- **Items from an interface collection**:
=== Begin Enclosure ===

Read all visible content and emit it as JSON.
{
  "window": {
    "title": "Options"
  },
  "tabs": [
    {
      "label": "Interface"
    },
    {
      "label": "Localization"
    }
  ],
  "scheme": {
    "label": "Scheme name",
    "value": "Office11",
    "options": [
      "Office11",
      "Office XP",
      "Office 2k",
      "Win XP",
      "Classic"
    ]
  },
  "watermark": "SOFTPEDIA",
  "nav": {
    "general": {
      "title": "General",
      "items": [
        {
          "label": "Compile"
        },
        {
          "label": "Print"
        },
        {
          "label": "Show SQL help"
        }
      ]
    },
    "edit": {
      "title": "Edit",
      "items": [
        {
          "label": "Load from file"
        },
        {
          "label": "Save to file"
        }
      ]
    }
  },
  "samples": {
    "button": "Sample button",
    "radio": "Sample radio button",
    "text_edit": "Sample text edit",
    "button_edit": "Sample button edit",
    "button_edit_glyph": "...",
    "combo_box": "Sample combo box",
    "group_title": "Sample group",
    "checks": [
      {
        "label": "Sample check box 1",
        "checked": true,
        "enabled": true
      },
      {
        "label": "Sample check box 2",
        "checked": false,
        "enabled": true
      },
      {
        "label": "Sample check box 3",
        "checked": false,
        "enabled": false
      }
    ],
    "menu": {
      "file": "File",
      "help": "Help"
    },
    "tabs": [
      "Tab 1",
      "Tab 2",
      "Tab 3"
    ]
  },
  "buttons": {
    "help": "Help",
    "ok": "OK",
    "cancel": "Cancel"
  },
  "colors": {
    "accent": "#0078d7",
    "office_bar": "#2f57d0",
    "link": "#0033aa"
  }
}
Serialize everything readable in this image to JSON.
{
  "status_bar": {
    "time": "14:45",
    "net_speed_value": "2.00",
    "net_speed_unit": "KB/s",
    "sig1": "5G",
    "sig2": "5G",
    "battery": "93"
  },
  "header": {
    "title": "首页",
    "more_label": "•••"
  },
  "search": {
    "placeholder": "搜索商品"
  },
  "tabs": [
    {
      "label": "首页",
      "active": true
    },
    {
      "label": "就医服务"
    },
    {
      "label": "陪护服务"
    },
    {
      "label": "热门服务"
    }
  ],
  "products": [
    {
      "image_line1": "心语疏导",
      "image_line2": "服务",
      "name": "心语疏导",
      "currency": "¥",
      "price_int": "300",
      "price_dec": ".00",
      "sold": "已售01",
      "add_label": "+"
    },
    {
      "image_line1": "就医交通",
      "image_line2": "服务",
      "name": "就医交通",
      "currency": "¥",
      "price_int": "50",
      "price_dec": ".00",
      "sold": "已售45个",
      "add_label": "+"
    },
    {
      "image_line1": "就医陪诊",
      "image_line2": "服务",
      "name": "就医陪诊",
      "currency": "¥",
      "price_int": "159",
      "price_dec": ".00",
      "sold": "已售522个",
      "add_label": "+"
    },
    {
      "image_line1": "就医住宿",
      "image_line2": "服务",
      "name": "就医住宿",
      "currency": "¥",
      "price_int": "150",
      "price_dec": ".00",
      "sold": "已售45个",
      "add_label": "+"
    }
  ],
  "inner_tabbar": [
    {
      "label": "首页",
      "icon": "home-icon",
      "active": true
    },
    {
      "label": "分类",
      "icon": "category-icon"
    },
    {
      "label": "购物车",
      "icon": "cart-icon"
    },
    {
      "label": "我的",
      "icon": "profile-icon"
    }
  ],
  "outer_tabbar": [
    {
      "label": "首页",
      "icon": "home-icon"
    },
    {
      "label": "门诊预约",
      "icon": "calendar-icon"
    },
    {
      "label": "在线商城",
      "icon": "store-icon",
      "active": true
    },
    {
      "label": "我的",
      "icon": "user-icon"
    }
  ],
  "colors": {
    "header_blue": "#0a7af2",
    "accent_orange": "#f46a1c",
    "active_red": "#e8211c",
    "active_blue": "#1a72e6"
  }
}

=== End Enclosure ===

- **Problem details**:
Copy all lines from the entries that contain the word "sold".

- **Exercise result**:
      "sold": "已售01",
      "sold": "已售45个",
      "sold": "已售522个",
      "sold": "已售45个",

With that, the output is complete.